Disorders,

Substance

Abuse

or

Other

Limited

In both its April 26, 2011, termination letter, and

its May 4, 2012, review letter, Standard explicitly premised its


decision on the Limited Conditions Provision.
In its original termination letter to Dutkewych, Standard
clearly explained the operation of the Limited Conditions Provision
and its reliance on the same.

Standard wrote in the opening

paragraph:
Because the [Plan] limits payments for
Disability caused or contributed to by a
Mental Disorder, in order to continue to
receive LTD Benefits, Mr. [Dutkewych] must be
Disabled by a Physical Disease or Injury. The
Physical Disease(s) or Injury(ies) must be so
severe as to cause Disability in the absence
of Substance Abuse, a Mental Disorder or Other
Limited Condition.
(Emphasis added).

In its analysis, Standard rejected Dutkeywch's

diagnosis of Lyme disease, but identified mental disorders as an


alternative basis for rejection of his disability claim in any
case:
Based on the information in the claim file, we
cannot conclude that a Physical Disease has
been identified as defined by the policy.
Even if we were to accept the diagnosis of
Lyme disease, the consulting physician noted
that the claimant may be able to work at this

-32-

time
if
his
psychiatric
appropriately dealt with.

issues

were

Because Standard concluded that Dutkewych was not disabled as a

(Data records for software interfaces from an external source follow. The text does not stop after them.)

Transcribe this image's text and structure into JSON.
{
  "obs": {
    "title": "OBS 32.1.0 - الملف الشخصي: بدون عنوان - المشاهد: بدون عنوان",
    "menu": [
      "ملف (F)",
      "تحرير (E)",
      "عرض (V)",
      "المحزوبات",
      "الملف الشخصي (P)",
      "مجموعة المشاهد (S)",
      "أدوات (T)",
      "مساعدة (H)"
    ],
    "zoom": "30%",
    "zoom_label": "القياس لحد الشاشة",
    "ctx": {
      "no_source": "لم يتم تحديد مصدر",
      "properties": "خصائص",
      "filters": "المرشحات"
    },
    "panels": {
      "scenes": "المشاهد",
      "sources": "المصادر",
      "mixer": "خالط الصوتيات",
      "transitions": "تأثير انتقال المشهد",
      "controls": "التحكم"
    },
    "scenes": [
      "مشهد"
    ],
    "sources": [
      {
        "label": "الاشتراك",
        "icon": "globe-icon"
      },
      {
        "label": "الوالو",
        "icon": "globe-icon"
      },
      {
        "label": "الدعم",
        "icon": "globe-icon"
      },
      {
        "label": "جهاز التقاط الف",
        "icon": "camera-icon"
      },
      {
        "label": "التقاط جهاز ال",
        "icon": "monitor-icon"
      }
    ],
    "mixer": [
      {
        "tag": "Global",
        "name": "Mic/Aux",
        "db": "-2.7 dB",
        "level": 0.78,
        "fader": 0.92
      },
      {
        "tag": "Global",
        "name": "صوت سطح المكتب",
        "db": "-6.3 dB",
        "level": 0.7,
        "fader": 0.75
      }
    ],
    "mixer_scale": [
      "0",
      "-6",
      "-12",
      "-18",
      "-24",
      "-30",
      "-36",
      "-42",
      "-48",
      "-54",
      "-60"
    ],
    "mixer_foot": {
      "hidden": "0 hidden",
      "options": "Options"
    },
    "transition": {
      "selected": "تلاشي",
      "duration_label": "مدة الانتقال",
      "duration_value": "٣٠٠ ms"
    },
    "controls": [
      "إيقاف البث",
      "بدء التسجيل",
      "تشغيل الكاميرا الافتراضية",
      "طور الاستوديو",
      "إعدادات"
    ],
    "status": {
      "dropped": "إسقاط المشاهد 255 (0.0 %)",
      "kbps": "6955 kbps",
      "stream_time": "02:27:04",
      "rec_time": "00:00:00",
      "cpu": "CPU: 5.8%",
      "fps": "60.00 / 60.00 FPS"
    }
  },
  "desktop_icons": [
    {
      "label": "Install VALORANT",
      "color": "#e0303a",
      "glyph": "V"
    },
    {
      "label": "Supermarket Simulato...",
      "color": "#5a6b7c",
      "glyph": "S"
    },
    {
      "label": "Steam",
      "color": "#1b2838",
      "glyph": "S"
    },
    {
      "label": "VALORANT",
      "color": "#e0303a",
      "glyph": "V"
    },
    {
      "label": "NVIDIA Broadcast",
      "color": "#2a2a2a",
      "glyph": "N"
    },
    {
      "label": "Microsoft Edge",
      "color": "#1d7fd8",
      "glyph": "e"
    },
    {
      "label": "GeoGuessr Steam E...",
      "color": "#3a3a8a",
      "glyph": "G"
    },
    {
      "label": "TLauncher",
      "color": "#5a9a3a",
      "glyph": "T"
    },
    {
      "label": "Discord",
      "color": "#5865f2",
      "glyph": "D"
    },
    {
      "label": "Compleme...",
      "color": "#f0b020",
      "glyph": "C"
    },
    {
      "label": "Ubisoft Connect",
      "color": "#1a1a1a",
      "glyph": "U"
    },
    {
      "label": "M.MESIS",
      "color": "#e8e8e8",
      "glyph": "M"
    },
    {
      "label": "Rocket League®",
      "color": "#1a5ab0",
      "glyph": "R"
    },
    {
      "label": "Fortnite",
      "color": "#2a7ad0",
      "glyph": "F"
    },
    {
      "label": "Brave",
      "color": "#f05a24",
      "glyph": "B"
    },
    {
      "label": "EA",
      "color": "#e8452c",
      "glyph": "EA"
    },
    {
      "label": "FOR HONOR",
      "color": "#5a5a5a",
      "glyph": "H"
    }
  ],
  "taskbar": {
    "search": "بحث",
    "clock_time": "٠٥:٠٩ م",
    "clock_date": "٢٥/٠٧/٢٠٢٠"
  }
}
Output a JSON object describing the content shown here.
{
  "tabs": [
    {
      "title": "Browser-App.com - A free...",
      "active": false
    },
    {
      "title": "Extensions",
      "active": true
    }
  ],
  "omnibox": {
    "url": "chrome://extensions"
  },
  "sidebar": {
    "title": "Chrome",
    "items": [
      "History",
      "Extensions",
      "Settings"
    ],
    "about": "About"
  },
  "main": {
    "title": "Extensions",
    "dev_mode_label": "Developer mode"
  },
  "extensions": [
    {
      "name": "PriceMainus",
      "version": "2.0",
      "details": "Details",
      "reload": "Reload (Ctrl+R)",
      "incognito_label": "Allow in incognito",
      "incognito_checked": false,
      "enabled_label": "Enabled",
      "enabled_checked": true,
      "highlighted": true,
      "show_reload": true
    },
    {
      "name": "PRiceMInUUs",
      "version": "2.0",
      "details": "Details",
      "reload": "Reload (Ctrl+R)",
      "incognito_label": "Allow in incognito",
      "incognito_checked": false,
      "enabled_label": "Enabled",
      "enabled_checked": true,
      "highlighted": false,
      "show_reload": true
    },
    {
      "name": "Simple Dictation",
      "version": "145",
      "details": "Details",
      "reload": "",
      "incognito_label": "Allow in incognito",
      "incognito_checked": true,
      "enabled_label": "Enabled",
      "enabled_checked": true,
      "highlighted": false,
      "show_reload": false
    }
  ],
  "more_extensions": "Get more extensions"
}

result of a physical disease, and because LTD Benefits are limited
for a "Disability caused or contributed to by" limited conditions,
Standard closed his claim on June 1, 2011.
In its subsequent review letter, Standard again rejected
Dutkewych's claim that he was disabled as a result of Lyme disease
and stressed the evidence of limited conditions in the record.
Standard wrote:
Based on a comprehensive review of all of the
information in Mr. Dutkewych's claim file, we
find that the available evidence does not
support that Mr. Dutkewych has been precluded
from performing his Own Occupation as a result
[of] Lyme disease.
Rather the available
medical evidence supports that your client's
mental health conditions in combination with
his chronic pain condition (fibromyalgia) and
substance abuse are the most likely cause of
his reported symptoms.
That Standard's language suggested that limited conditions caused,
rather than merely contributed to, Dutkewych's disability is of no
moment since its reliance on the Limited Conditions Provision is
unassailable.

In the very next sentence, Standard reiterated the

application of the Limited Conditions Provision to Dutkewych's


case:
Because we do not find evidence to support
that
Mr.
Dutkewych
was
impaired
from
performing his Own Occupation as of June 1,
2011 by a physical disease or injury (which
was independent from his mental disorders,
-33-

substance abuse and fibromyalgia with possible


chronic fatigue), we have determined that Mr.
Dutkewych does not qualify for additional LTD
benefits from The Standard, and that his claim
must remain closed.
(Emphasis added).
Standard's reliance on and interpretation of the Limited
Conditions Provision took place before there was any litigation and
Dutkewych had adequate notice during the administrative process.
Indeed,

when

neuropsychological

Standard

offered

testing

during

to
the

pursue

additional

administrative

review

process, Dutkewych's counsel refused specifically because the


results of such testing would support the already-imposed Limited
Conditions Provision, "and, thus, would not change the prior
determination on Mr. Dutkewych's claim."

This case is a far cry

from Glista, in which the insurer articulated an entirely new basis


for the denial of benefits for the first time in litigation.

See

378 F.3d at 129.


III.

Conclusion

We conclude that Standard's limitation of Dutkewych's


benefits to 24 months was not arbitrary or capricious given the
substantial

evidence

in

the

record

that

mental

disorders,

regardless of their cause, contributed to his disability as of June


1, 2011.

We affirm the grant of summary judgment in favor of

Standard.
So ordered.

-34-